This also makes me think back to other entertainments of the historical poor including the use/purpose of stained glass windows in church supposedly as a means of entertaining the illiterate Latin vulgate masses.
October 22, 2018 at 08:07PM
nearly 6,000 students from a wide variety of institutions ❧
Institutions = colleges/universities? Or are we also considering less educated youth as well?
October 22, 2018 at 08:08PM
A more active stance by librarians, journalists, educators, and others who convey truth-seeking habits is essential. ❧
In some sense these people can also be viewed as aggregators and curators of sorts. How can their work be aggregated and be used to compete with the poor algorithms of social media?
October 22, 2018 at 08:11PM
The rise of the massive corporate-run social networks—silos, where everything was stored inside and nothing left—changed distributed online social relationships. The silos replaced distributed with centralized; all of your social connections were now in one place, making it faster and “easier” to keep up with everyone. Easier in some ways, yes, but now everyone could see every aspect of you, even if you didn’t want them to. Worse, your constant software talk annoyed your bowling-league friends, and your one uncle could not stand the fact you supported the Democratic Party. All of that didn’t happen at once; it took time for these corporate social networks to consume all of your communities, to seize ownership of all of your connections and relationships, transforming something very human into mere pieces of computer data, eventually hollowing out your communities and your humanness in the process. But once it had happened, and once you realized those downsides (and others, such as abuse, Nazis, and anti-democratic propaganda), how could you escape? Was there even anywhere to escape to?
Just like in real life, where your bar trivia team doesn’t really overlap with your work softball team or your church bowling league, all of your online communities gathered in their own places, ones best suited to them, and you didn’t have to act as all facets of yourself simultaneously when trying to only interact with one. ❧
August 21, 2018 at 01:19PM
our brains have been trained to believe that we want, that we need, a single place where all of “our people” can gather, where it is “easy” to keep up with all of them: a massive network service, just without all the “bad stuff” of the existing ones. ❧
August 21, 2018 at 01:21PM
You find them in a place that you curate yourself, not one “curated” for you by a massive corporate social network intent on forcing you to be every part of yourself to everyone, all at once. You should control how, when, and where to interact with your people. ❧
August 21, 2018 at 01:23PM
web we lost ❧
August 21, 2018 at 01:24PM
we can’t just recreate the same thing we’re trying to escape, and we can’t expect the solution to be precisely as easy on us as the problem was. ❧

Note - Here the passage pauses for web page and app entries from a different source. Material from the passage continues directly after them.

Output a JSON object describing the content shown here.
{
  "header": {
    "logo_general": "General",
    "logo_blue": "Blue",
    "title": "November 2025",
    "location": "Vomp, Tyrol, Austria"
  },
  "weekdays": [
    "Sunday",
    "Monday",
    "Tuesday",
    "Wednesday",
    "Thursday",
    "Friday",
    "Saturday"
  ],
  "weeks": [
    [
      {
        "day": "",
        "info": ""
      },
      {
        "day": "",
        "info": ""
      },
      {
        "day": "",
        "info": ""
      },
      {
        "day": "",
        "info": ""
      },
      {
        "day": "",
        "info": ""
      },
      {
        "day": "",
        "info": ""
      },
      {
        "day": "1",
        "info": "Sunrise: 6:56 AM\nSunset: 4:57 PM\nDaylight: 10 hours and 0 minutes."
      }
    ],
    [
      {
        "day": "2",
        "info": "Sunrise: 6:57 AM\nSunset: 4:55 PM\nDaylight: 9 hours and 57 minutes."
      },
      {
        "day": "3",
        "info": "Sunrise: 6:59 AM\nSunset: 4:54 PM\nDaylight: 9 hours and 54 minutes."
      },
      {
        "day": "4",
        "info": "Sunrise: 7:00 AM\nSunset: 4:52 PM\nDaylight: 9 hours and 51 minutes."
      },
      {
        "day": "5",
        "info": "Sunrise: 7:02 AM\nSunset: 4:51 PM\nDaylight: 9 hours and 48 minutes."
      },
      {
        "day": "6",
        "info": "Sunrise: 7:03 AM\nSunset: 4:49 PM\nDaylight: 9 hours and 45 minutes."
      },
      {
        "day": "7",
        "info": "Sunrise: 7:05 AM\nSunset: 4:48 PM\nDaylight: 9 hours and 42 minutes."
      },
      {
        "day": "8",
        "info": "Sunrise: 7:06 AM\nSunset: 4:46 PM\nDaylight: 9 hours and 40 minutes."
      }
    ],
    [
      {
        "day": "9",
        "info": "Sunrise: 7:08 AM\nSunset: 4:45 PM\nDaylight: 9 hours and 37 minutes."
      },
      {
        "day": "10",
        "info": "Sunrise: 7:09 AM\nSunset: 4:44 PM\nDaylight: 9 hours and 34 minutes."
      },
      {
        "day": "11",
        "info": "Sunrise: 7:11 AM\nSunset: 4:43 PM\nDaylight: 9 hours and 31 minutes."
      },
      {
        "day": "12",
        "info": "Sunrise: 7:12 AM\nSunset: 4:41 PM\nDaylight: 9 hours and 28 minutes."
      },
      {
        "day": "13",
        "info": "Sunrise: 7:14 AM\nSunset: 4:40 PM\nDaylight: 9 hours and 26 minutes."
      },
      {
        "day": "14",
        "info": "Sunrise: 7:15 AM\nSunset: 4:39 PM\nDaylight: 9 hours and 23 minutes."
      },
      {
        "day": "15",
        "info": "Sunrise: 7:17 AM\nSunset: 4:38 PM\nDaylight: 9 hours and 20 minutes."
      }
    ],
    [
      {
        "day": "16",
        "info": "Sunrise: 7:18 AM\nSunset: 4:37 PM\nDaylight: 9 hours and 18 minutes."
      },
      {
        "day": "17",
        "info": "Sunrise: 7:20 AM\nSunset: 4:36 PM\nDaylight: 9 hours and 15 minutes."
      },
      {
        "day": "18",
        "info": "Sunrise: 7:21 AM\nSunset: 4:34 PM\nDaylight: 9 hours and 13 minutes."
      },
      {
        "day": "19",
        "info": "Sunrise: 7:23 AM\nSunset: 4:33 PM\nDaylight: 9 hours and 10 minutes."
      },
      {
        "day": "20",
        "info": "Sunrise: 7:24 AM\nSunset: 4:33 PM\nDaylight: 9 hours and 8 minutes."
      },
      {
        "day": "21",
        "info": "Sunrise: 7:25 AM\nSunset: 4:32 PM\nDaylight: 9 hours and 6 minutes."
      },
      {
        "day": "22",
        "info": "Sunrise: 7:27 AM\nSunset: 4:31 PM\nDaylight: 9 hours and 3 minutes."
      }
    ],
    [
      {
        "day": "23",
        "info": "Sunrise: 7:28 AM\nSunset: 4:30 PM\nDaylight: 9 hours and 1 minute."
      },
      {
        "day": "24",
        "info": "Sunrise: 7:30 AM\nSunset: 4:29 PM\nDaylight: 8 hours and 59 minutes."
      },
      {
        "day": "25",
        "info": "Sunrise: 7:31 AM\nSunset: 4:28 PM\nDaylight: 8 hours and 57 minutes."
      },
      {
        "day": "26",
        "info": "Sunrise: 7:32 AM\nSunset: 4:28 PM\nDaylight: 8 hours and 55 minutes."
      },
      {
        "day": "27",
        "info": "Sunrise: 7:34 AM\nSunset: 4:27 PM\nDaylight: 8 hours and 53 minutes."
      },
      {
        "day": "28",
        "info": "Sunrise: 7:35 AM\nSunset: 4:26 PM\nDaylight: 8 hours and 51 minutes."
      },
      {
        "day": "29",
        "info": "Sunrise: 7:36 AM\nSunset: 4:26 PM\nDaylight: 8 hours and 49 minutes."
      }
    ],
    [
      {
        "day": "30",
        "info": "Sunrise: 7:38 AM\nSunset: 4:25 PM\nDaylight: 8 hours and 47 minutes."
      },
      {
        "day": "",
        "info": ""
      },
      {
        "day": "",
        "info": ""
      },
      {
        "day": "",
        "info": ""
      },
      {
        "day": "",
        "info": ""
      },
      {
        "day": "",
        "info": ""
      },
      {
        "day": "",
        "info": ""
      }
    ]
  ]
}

August 21, 2018 at 01:25PM
I’m looking for agreement, disagreement, or reflections on the following proposition: Time spent reading social timelines is time lost. Scrolling through a timeline is time consumed by the curated projections of other people’s lives, which are absorbed wholly and only at the cost of living your ...
At this point, there's nothing novel about noticing that social media is often toxic and stressful. But even aside from those concerns, our social networks are not things we generally think of as requiring maintenance or upkeep, even though we routinely do regular updates on all the other aspects of
I did spend some time recently and culled out the corporate feeds from my Facebook and Twitter accounts that I’m already actively following via RSS.
I was an avid Google Reader user. When it shut down, I started hosting my own RSS reader: first tt-rss, and later miniflux. I very much liked being able to subscribe to sites and read them at my leisure. I also appreciated not having my reading habits tracked or quantified. I had maybe two dozen f...
What I was really after was the confluence of RSS feeds and Twitter and the ability to post to my own site.